- TO DO
Each line of the data below that contains "native" must be copied.

Dataset rows describing interfaces
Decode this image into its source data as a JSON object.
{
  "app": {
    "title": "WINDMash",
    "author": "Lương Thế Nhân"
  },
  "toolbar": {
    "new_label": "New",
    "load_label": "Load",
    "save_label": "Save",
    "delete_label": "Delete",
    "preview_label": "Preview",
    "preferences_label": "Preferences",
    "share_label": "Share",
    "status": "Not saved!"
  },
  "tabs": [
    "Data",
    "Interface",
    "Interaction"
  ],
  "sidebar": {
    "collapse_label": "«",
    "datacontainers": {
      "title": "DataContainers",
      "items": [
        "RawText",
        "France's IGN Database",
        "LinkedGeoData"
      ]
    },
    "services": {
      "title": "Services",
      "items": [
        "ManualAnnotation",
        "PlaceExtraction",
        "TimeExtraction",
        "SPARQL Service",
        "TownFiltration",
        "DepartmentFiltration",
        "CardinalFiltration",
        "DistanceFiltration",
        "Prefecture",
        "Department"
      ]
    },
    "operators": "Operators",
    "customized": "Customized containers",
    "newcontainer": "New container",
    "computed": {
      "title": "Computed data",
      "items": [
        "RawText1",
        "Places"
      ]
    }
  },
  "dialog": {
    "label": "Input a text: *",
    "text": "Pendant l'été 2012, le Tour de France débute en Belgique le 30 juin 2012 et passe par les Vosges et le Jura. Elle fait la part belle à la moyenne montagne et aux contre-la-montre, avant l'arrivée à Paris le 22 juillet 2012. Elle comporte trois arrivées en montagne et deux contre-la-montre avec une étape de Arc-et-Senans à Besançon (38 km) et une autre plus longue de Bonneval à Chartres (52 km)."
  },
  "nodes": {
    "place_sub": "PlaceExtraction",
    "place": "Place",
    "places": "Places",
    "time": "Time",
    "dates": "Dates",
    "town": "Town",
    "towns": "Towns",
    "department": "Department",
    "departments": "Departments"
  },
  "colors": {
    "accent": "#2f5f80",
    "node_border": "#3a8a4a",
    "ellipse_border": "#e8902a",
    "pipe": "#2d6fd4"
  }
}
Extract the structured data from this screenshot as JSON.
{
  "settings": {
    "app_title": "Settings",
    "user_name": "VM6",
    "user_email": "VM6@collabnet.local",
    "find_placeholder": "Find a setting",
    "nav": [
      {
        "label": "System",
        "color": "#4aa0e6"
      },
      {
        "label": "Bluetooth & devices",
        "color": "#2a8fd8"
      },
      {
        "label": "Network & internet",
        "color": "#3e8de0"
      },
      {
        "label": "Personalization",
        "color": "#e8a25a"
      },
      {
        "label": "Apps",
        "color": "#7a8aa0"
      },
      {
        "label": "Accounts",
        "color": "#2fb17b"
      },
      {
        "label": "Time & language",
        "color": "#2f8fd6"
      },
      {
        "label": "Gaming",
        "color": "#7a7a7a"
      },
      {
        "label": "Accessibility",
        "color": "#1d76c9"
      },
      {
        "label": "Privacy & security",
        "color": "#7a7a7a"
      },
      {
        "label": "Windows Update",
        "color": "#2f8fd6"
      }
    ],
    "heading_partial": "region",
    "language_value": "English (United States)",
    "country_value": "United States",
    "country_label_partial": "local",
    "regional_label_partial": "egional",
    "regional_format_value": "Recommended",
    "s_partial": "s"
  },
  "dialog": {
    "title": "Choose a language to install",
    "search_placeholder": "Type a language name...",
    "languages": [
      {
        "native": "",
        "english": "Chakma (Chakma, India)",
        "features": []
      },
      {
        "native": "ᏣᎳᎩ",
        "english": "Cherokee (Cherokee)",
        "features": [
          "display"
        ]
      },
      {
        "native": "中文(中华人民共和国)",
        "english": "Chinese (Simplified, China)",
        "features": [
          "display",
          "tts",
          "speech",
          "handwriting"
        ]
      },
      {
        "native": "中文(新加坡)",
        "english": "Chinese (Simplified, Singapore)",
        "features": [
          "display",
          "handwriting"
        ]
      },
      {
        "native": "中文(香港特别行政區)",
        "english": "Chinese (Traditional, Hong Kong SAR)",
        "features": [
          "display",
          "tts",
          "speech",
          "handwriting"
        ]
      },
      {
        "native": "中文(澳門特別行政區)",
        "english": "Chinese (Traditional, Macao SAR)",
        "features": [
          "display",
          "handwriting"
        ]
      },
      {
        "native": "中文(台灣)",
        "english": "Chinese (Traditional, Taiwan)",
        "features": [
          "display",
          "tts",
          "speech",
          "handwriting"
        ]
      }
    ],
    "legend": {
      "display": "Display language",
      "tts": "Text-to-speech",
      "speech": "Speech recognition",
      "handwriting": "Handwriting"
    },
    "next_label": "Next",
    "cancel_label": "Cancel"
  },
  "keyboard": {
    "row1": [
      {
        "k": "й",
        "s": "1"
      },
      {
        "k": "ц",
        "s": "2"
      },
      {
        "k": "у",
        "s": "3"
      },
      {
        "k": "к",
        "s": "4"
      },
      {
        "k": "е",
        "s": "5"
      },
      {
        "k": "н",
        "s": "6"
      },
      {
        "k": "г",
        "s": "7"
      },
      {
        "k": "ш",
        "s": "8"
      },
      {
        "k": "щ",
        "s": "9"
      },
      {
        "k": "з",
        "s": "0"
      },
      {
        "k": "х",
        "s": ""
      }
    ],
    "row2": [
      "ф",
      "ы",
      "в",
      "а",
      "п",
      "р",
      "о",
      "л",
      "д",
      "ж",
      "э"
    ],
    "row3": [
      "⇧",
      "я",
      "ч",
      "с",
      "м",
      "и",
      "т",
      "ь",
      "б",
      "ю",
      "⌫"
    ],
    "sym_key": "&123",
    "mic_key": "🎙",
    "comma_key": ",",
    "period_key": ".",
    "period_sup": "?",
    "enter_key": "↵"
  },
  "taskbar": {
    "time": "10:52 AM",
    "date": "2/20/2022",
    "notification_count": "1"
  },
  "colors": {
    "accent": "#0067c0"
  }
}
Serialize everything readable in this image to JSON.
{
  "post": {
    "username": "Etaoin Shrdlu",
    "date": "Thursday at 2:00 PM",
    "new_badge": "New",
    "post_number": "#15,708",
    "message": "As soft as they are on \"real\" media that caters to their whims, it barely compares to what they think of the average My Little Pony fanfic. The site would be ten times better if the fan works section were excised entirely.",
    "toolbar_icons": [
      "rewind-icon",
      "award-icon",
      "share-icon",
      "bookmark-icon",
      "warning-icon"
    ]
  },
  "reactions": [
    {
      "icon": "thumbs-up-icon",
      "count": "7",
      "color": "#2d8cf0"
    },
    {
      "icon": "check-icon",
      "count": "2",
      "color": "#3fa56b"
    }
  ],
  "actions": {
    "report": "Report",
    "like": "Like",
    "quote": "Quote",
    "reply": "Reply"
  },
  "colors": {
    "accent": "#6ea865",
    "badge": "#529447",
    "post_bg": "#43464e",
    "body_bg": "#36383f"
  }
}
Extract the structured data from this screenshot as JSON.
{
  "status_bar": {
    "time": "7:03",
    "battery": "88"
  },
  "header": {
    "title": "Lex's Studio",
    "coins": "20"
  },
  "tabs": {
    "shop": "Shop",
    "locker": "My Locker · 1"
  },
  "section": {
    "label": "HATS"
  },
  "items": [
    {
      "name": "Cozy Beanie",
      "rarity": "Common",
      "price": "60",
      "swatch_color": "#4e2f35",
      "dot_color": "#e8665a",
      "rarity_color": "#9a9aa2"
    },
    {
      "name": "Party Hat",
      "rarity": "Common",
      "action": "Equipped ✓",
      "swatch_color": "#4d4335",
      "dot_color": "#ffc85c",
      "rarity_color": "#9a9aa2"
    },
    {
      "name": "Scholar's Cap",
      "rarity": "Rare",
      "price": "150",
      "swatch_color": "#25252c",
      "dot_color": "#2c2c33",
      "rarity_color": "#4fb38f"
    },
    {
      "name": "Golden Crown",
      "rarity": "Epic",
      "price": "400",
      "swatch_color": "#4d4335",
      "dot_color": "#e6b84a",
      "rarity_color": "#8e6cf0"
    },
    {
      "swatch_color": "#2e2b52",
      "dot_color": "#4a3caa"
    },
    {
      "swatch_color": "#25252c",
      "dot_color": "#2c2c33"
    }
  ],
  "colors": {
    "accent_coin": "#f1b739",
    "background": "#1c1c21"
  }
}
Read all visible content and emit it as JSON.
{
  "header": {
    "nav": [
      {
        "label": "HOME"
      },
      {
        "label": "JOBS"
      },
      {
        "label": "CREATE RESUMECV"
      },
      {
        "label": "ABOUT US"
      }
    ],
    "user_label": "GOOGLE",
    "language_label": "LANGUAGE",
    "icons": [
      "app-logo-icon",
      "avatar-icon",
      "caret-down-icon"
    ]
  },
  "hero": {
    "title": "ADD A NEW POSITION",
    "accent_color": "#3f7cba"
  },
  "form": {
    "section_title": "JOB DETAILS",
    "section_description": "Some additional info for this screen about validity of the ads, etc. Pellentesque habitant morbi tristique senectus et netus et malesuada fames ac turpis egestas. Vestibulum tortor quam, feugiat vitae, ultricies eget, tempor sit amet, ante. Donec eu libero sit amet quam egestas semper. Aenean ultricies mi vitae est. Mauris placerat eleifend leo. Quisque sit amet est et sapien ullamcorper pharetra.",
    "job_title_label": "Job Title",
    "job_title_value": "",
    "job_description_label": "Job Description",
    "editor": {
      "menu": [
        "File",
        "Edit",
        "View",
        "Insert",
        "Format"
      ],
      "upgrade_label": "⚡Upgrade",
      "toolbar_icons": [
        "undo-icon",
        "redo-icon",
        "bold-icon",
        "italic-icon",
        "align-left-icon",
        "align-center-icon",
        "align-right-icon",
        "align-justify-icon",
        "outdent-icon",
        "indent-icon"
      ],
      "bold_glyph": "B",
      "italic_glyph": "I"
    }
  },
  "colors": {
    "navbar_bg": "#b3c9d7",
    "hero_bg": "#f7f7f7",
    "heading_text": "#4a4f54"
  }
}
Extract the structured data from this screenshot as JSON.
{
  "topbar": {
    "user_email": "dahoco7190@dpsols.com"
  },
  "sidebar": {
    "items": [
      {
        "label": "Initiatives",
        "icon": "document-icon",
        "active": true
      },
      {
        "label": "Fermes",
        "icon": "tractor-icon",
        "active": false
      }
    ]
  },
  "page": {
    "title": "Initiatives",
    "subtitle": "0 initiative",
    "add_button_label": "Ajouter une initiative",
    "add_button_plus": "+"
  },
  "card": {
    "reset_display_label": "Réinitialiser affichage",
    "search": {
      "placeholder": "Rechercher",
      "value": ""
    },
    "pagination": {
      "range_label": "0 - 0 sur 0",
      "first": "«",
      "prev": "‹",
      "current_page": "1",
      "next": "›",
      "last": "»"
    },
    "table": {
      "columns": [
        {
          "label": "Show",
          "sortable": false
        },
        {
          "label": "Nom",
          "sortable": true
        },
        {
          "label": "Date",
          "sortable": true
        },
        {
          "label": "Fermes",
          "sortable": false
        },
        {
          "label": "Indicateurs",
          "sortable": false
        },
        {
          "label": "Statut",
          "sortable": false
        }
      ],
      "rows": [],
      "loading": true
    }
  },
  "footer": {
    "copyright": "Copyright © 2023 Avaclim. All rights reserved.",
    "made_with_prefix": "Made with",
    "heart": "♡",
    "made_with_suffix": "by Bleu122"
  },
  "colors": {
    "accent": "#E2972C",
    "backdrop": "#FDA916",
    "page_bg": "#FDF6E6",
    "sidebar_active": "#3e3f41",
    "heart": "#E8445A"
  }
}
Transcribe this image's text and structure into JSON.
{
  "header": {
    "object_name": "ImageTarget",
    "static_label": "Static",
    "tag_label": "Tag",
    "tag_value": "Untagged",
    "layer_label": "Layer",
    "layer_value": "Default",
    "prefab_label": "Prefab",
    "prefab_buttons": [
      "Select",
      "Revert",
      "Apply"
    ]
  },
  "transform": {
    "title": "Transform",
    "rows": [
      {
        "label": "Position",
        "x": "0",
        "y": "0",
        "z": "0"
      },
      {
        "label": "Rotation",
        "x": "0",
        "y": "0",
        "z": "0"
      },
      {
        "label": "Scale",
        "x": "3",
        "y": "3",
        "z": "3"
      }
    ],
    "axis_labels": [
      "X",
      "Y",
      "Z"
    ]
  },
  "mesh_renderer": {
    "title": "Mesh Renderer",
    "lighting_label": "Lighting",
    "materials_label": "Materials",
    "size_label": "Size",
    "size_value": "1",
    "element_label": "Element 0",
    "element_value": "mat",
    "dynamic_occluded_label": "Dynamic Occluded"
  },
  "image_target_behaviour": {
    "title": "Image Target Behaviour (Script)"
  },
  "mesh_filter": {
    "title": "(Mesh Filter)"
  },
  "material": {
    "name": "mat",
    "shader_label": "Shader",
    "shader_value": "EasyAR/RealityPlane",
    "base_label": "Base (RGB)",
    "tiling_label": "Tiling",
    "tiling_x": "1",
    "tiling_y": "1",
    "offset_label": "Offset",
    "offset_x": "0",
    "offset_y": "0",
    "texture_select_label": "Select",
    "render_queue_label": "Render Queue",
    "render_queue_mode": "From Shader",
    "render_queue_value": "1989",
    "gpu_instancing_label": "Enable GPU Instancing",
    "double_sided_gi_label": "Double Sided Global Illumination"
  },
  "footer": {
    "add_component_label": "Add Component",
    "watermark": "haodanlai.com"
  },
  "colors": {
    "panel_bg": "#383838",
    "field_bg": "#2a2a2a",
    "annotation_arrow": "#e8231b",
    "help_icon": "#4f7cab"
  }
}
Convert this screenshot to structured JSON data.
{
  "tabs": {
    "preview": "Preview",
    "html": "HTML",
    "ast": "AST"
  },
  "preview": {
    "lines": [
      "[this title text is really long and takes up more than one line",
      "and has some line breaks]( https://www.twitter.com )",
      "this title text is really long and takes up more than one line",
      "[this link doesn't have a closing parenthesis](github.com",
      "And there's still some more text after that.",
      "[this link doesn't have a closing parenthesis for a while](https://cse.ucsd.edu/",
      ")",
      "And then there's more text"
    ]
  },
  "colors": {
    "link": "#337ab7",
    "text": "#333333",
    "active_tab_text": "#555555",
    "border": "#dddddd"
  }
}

- WRITTEN RESPONSE
        "native": "",
        "native": "ᏣᎳᎩ",
        "native": "中文(中华人民共和国)",
        "native": "中文(新加坡)",
        "native": "中文(香港特别行政區)",
        "native": "中文(澳門特別行政區)",
        "native": "中文(台灣)",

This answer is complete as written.